*** Opening Provided material ***

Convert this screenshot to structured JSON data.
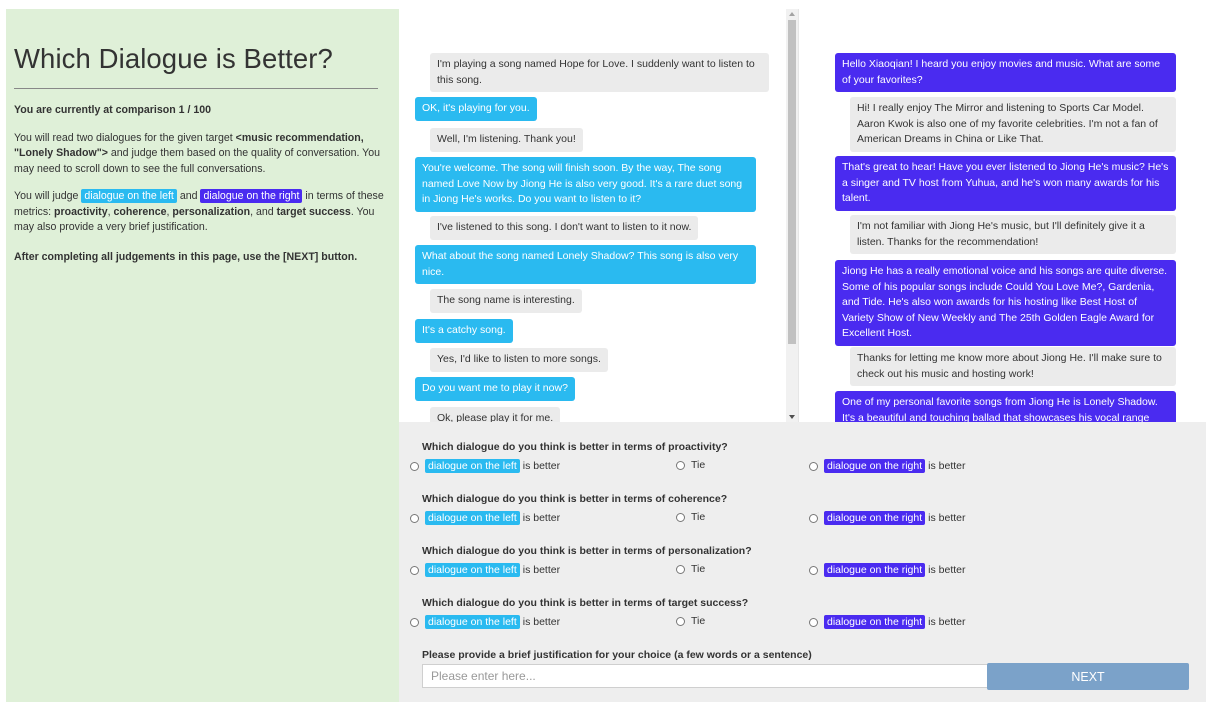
{
  "instructions": {
    "title": "Which Dialogue is Better?",
    "progress": "You are currently at comparison 1 / 100",
    "p1_pre": "You will read two dialogues for the given target ",
    "p1_target": "<music recommendation, \"Lonely Shadow\">",
    "p1_post": " and judge them based on the quality of conversation.   You may need to scroll down to see the full conversations.",
    "p2_pre": "You will judge ",
    "left_tag": "dialogue on the left",
    "and": " and ",
    "right_tag": "dialogue on the right",
    "p2_mid": " in terms of these metrics: ",
    "m1": "proactivity",
    "sep": ", ",
    "m2": "coherence",
    "m3": "personalization",
    "and2": ", and ",
    "m4": "target success",
    "p2_post": ". You may also provide a very brief justification.",
    "p3": "After completing all judgements in this page, use the [NEXT] button."
  },
  "dialogue_left": [
    {
      "role": "user",
      "text": "I'm playing a song named Hope for Love. I suddenly want to listen to this song."
    },
    {
      "role": "system",
      "text": "OK, it's playing for you."
    },
    {
      "role": "user",
      "text": "Well, I'm listening. Thank you!"
    },
    {
      "role": "system",
      "text": "You're welcome. The song will finish soon. By the way, The song named Love Now by Jiong He is also very good. It's a rare duet song in Jiong He's works. Do you want to listen to it?"
    },
    {
      "role": "user",
      "text": "I've listened to this song. I don't want to listen to it now."
    },
    {
      "role": "system",
      "text": "What about the song named Lonely Shadow? This song is also very nice."
    },
    {
      "role": "user",
      "text": "The song name is interesting."
    },
    {
      "role": "system",
      "text": "It's a catchy song."
    },
    {
      "role": "user",
      "text": "Yes, I'd like to listen to more songs."
    },
    {
      "role": "system",
      "text": "Do you want me to play it now?"
    },
    {
      "role": "user",
      "text": "Ok, please play it for me."
    }
  ],
  "dialogue_right": [
    {
      "role": "system",
      "text": "Hello Xiaoqian! I heard you enjoy movies and music. What are some of your favorites?"
    },
    {
      "role": "user",
      "text": "Hi! I really enjoy The Mirror and listening to Sports Car Model. Aaron Kwok is also one of my favorite celebrities. I'm not a fan of American Dreams in China or Like That."
    },
    {
      "role": "system",
      "text": "That's great to hear! Have you ever listened to Jiong He's music? He's a singer and TV host from Yuhua, and he's won many awards for his talent."
    },
    {
      "role": "user",
      "text": "I'm not familiar with Jiong He's music, but I'll definitely give it a listen. Thanks for the recommendation!"
    },
    {
      "role": "system",
      "text": "Jiong He has a really emotional voice and his songs are quite diverse. Some of his popular songs include Could You Love Me?, Gardenia, and Tide. He's also won awards for his hosting like Best Host of Variety Show of New Weekly and The 25th Golden Eagle Award for Excellent Host."
    },
    {
      "role": "user",
      "text": "Thanks for letting me know more about Jiong He. I'll make sure to check out his music and hosting work!"
    },
    {
      "role": "system",
      "text": "One of my personal favorite songs from Jiong He is Lonely Shadow. It's a beautiful and touching ballad that showcases his vocal range and emotion."
    }
  ],
  "judgement": {
    "questions": [
      "Which dialogue do you think is better in terms of proactivity?",
      "Which dialogue do you think is better in terms of coherence?",
      "Which dialogue do you think is better in terms of personalization?",
      "Which dialogue do you think is better in terms of target success?"
    ],
    "left_tag": "dialogue on the left",
    "right_tag": "dialogue on the right",
    "is_better": "is better",
    "tie": "Tie",
    "justification_label": "Please provide a brief justification for your choice (a few words or a sentence)",
    "justification_placeholder": "Please enter here...",
    "next_label": "NEXT"
  },
  "colors": {
    "left_accent": "#2abaf0",
    "right_accent": "#4a2bf0",
    "instruction_bg": "#dff0d8",
    "next_button": "#7ba2c9"
  }
}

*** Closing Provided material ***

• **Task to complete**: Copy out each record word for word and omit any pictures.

• **Answer space**:
Convert this screenshot to structured JSON data.
{
  "instructions": {
    "title": "Which Dialogue is Better?",
    "progress": "You are currently at comparison 1 / 100",
    "p1_pre": "You will read two dialogues for the given target ",
    "p1_target": "<music recommendation, \"Lonely Shadow\">",
    "p1_post": " and judge them based on the quality of conversation.   You may need to scroll down to see the full conversations.",
    "p2_pre": "You will judge ",
    "left_tag": "dialogue on the left",
    "and": " and ",
    "right_tag": "dialogue on the right",
    "p2_mid": " in terms of these metrics: ",
    "m1": "proactivity",
    "sep": ", ",
    "m2": "coherence",
    "m3": "personalization",
    "and2": ", and ",
    "m4": "target success",
    "p2_post": ". You may also provide a very brief justification.",
    "p3": "After completing all judgements in this page, use the [NEXT] button."
  },
  "dialogue_left": [
    {
      "role": "user",
      "text": "I'm playing a song named Hope for Love. I suddenly want to listen to this song."
    },
    {
      "role": "system",
      "text": "OK, it's playing for you."
    },
    {
      "role": "user",
      "text": "Well, I'm listening. Thank you!"
    },
    {
      "role": "system",
      "text": "You're welcome. The song will finish soon. By the way, The song named Love Now by Jiong He is also very good. It's a rare duet song in Jiong He's works. Do you want to listen to it?"
    },
    {
      "role": "user",
      "text": "I've listened to this song. I don't want to listen to it now."
    },
    {
      "role": "system",
      "text": "What about the song named Lonely Shadow? This song is also very nice."
    },
    {
      "role": "user",
      "text": "The song name is interesting."
    },
    {
      "role": "system",
      "text": "It's a catchy song."
    },
    {
      "role": "user",
      "text": "Yes, I'd like to listen to more songs."
    },
    {
      "role": "system",
      "text": "Do you want me to play it now?"
    },
    {
      "role": "user",
      "text": "Ok, please play it for me."
    }
  ],
  "dialogue_right": [
    {
      "role": "system",
      "text": "Hello Xiaoqian! I heard you enjoy movies and music. What are some of your favorites?"
    },
    {
      "role": "user",
      "text": "Hi! I really enjoy The Mirror and listening to Sports Car Model. Aaron Kwok is also one of my favorite celebrities. I'm not a fan of American Dreams in China or Like That."
    },
    {
      "role": "system",
      "text": "That's great to hear! Have you ever listened to Jiong He's music? He's a singer and TV host from Yuhua, and he's won many awards for his talent."
    },
    {
      "role": "user",
      "text": "I'm not familiar with Jiong He's music, but I'll definitely give it a listen. Thanks for the recommendation!"
    },
    {
      "role": "system",
      "text": "Jiong He has a really emotional voice and his songs are quite diverse. Some of his popular songs include Could You Love Me?, Gardenia, and Tide. He's also won awards for his hosting like Best Host of Variety Show of New Weekly and The 25th Golden Eagle Award for Excellent Host."
    },
    {
      "role": "user",
      "text": "Thanks for letting me know more about Jiong He. I'll make sure to check out his music and hosting work!"
    },
    {
      "role": "system",
      "text": "One of my personal favorite songs from Jiong He is Lonely Shadow. It's a beautiful and touching ballad that showcases his vocal range and emotion."
    }
  ],
  "judgement": {
    "questions": [
      "Which dialogue do you think is better in terms of proactivity?",
      "Which dialogue do you think is better in terms of coherence?",
      "Which dialogue do you think is better in terms of personalization?",
      "Which dialogue do you think is better in terms of target success?"
    ],
    "left_tag": "dialogue on the left",
    "right_tag": "dialogue on the right",
    "is_better": "is better",
    "tie": "Tie",
    "justification_label": "Please provide a brief justification for your choice (a few words or a sentence)",
    "justification_placeholder": "Please enter here...",
    "next_label": "NEXT"
  },
  "colors": {
    "left_accent": "#2abaf0",
    "right_accent": "#4a2bf0",
    "instruction_bg": "#dff0d8",
    "next_button": "#7ba2c9"
  }
}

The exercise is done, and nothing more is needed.